Data under study section start
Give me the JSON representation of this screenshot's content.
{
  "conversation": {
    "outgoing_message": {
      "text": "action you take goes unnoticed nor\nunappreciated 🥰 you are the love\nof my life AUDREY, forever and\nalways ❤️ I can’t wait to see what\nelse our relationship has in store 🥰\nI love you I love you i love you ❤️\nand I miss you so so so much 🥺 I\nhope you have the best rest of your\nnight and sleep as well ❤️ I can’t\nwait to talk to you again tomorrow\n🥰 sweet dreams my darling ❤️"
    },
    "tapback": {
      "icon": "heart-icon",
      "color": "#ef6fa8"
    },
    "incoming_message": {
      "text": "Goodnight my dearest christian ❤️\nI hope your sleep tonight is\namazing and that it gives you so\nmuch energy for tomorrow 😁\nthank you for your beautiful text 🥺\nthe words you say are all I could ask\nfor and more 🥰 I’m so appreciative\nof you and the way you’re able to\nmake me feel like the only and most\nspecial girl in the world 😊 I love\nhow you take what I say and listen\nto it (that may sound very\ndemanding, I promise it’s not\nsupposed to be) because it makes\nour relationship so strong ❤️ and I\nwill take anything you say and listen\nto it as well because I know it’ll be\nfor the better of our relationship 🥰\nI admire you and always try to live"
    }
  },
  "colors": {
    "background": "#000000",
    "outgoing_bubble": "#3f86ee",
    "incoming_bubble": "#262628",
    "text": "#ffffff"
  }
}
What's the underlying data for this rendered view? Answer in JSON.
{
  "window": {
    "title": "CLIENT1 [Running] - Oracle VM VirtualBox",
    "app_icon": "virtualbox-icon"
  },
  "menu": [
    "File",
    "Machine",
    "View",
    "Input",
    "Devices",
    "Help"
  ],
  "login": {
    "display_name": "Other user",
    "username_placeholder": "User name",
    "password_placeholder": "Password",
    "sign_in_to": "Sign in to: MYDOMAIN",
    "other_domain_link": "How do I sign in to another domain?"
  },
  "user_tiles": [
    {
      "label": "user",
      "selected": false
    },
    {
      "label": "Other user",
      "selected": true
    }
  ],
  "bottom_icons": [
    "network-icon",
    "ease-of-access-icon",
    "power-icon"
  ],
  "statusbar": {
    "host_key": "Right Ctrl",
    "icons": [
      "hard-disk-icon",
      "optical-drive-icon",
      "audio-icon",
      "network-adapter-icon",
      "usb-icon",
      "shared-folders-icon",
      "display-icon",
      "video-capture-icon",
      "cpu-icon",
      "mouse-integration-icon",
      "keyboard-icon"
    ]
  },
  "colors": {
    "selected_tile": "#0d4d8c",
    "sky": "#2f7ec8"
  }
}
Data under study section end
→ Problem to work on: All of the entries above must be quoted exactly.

→ Answer for the task:
Give me the JSON representation of this screenshot's content.
{
  "conversation": {
    "outgoing_message": {
      "text": "action you take goes unnoticed nor\nunappreciated 🥰 you are the love\nof my life AUDREY, forever and\nalways ❤️ I can’t wait to see what\nelse our relationship has in store 🥰\nI love you I love you i love you ❤️\nand I miss you so so so much 🥺 I\nhope you have the best rest of your\nnight and sleep as well ❤️ I can’t\nwait to talk to you again tomorrow\n🥰 sweet dreams my darling ❤️"
    },
    "tapback": {
      "icon": "heart-icon",
      "color": "#ef6fa8"
    },
    "incoming_message": {
      "text": "Goodnight my dearest christian ❤️\nI hope your sleep tonight is\namazing and that it gives you so\nmuch energy for tomorrow 😁\nthank you for your beautiful text 🥺\nthe words you say are all I could ask\nfor and more 🥰 I’m so appreciative\nof you and the way you’re able to\nmake me feel like the only and most\nspecial girl in the world 😊 I love\nhow you take what I say and listen\nto it (that may sound very\ndemanding, I promise it’s not\nsupposed to be) because it makes\nour relationship so strong ❤️ and I\nwill take anything you say and listen\nto it as well because I know it’ll be\nfor the better of our relationship 🥰\nI admire you and always try to live"
    }
  },
  "colors": {
    "background": "#000000",
    "outgoing_bubble": "#3f86ee",
    "incoming_bubble": "#262628",
    "text": "#ffffff"
  }
}
What's the underlying data for this rendered view? Answer in JSON.
{
  "window": {
    "title": "CLIENT1 [Running] - Oracle VM VirtualBox",
    "app_icon": "virtualbox-icon"
  },
  "menu": [
    "File",
    "Machine",
    "View",
    "Input",
    "Devices",
    "Help"
  ],
  "login": {
    "display_name": "Other user",
    "username_placeholder": "User name",
    "password_placeholder": "Password",
    "sign_in_to": "Sign in to: MYDOMAIN",
    "other_domain_link": "How do I sign in to another domain?"
  },
  "user_tiles": [
    {
      "label": "user",
      "selected": false
    },
    {
      "label": "Other user",
      "selected": true
    }
  ],
  "bottom_icons": [
    "network-icon",
    "ease-of-access-icon",
    "power-icon"
  ],
  "statusbar": {
    "host_key": "Right Ctrl",
    "icons": [
      "hard-disk-icon",
      "optical-drive-icon",
      "audio-icon",
      "network-adapter-icon",
      "usb-icon",
      "shared-folders-icon",
      "display-icon",
      "video-capture-icon",
      "cpu-icon",
      "mouse-integration-icon",
      "keyboard-icon"
    ]
  },
  "colors": {
    "selected_tile": "#0d4d8c",
    "sky": "#2f7ec8"
  }
}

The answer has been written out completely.